_RECORDS SHOWN_
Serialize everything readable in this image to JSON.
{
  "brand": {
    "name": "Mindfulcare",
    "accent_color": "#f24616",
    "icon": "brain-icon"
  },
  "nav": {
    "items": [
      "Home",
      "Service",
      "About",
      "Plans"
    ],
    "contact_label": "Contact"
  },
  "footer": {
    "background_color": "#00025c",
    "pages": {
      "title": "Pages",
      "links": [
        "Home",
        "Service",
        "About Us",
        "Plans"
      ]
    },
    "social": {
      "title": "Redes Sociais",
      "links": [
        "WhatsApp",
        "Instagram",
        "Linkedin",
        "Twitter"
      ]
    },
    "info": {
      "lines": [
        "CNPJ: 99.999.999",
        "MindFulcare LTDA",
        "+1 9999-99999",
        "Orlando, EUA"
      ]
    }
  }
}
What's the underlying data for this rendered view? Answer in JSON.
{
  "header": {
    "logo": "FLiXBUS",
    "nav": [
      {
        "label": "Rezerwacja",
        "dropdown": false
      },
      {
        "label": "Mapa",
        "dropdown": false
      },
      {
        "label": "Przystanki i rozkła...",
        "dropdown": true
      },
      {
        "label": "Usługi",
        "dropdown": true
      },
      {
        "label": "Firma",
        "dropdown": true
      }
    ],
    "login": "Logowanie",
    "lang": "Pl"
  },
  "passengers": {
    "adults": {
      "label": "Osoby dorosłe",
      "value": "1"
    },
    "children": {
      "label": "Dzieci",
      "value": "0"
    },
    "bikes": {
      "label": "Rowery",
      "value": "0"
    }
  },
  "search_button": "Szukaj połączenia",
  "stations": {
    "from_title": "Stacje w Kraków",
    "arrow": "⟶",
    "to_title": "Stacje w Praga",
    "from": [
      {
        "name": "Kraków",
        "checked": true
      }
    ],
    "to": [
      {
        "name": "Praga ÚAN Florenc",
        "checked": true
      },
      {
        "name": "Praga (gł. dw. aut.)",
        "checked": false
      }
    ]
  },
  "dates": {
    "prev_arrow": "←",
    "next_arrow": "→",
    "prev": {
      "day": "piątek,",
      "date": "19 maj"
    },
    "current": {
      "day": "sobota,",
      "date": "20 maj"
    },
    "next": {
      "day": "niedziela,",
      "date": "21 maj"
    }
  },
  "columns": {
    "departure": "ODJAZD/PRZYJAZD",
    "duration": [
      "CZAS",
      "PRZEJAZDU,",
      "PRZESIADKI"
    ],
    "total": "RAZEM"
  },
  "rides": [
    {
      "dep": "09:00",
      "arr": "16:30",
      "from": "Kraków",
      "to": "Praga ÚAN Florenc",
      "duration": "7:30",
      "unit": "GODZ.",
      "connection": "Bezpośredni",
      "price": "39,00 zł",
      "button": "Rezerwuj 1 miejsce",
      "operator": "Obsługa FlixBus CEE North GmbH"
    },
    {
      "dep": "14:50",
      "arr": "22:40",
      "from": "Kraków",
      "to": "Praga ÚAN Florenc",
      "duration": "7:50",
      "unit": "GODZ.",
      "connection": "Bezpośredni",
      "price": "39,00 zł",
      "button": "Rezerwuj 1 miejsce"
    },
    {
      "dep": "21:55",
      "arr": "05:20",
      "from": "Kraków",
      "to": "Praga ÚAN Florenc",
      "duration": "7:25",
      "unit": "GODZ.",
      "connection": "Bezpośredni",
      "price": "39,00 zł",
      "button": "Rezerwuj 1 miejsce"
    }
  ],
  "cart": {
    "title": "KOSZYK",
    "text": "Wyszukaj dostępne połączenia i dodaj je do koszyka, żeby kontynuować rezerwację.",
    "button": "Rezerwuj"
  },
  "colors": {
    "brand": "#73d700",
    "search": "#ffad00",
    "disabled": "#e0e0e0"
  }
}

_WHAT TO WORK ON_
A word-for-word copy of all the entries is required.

_REPLY_
Serialize everything readable in this image to JSON.
{
  "brand": {
    "name": "Mindfulcare",
    "accent_color": "#f24616",
    "icon": "brain-icon"
  },
  "nav": {
    "items": [
      "Home",
      "Service",
      "About",
      "Plans"
    ],
    "contact_label": "Contact"
  },
  "footer": {
    "background_color": "#00025c",
    "pages": {
      "title": "Pages",
      "links": [
        "Home",
        "Service",
        "About Us",
        "Plans"
      ]
    },
    "social": {
      "title": "Redes Sociais",
      "links": [
        "WhatsApp",
        "Instagram",
        "Linkedin",
        "Twitter"
      ]
    },
    "info": {
      "lines": [
        "CNPJ: 99.999.999",
        "MindFulcare LTDA",
        "+1 9999-99999",
        "Orlando, EUA"
      ]
    }
  }
}
What's the underlying data for this rendered view? Answer in JSON.
{
  "header": {
    "logo": "FLiXBUS",
    "nav": [
      {
        "label": "Rezerwacja",
        "dropdown": false
      },
      {
        "label": "Mapa",
        "dropdown": false
      },
      {
        "label": "Przystanki i rozkła...",
        "dropdown": true
      },
      {
        "label": "Usługi",
        "dropdown": true
      },
      {
        "label": "Firma",
        "dropdown": true
      }
    ],
    "login": "Logowanie",
    "lang": "Pl"
  },
  "passengers": {
    "adults": {
      "label": "Osoby dorosłe",
      "value": "1"
    },
    "children": {
      "label": "Dzieci",
      "value": "0"
    },
    "bikes": {
      "label": "Rowery",
      "value": "0"
    }
  },
  "search_button": "Szukaj połączenia",
  "stations": {
    "from_title": "Stacje w Kraków",
    "arrow": "⟶",
    "to_title": "Stacje w Praga",
    "from": [
      {
        "name": "Kraków",
        "checked": true
      }
    ],
    "to": [
      {
        "name": "Praga ÚAN Florenc",
        "checked": true
      },
      {
        "name": "Praga (gł. dw. aut.)",
        "checked": false
      }
    ]
  },
  "dates": {
    "prev_arrow": "←",
    "next_arrow": "→",
    "prev": {
      "day": "piątek,",
      "date": "19 maj"
    },
    "current": {
      "day": "sobota,",
      "date": "20 maj"
    },
    "next": {
      "day": "niedziela,",
      "date": "21 maj"
    }
  },
  "columns": {
    "departure": "ODJAZD/PRZYJAZD",
    "duration": [
      "CZAS",
      "PRZEJAZDU,",
      "PRZESIADKI"
    ],
    "total": "RAZEM"
  },
  "rides": [
    {
      "dep": "09:00",
      "arr": "16:30",
      "from": "Kraków",
      "to": "Praga ÚAN Florenc",
      "duration": "7:30",
      "unit": "GODZ.",
      "connection": "Bezpośredni",
      "price": "39,00 zł",
      "button": "Rezerwuj 1 miejsce",
      "operator": "Obsługa FlixBus CEE North GmbH"
    },
    {
      "dep": "14:50",
      "arr": "22:40",
      "from": "Kraków",
      "to": "Praga ÚAN Florenc",
      "duration": "7:50",
      "unit": "GODZ.",
      "connection": "Bezpośredni",
      "price": "39,00 zł",
      "button": "Rezerwuj 1 miejsce"
    },
    {
      "dep": "21:55",
      "arr": "05:20",
      "from": "Kraków",
      "to": "Praga ÚAN Florenc",
      "duration": "7:25",
      "unit": "GODZ.",
      "connection": "Bezpośredni",
      "price": "39,00 zł",
      "button": "Rezerwuj 1 miejsce"
    }
  ],
  "cart": {
    "title": "KOSZYK",
    "text": "Wyszukaj dostępne połączenia i dodaj je do koszyka, żeby kontynuować rezerwację.",
    "button": "Rezerwuj"
  },
  "colors": {
    "brand": "#73d700",
    "search": "#ffad00",
    "disabled": "#e0e0e0"
  }
}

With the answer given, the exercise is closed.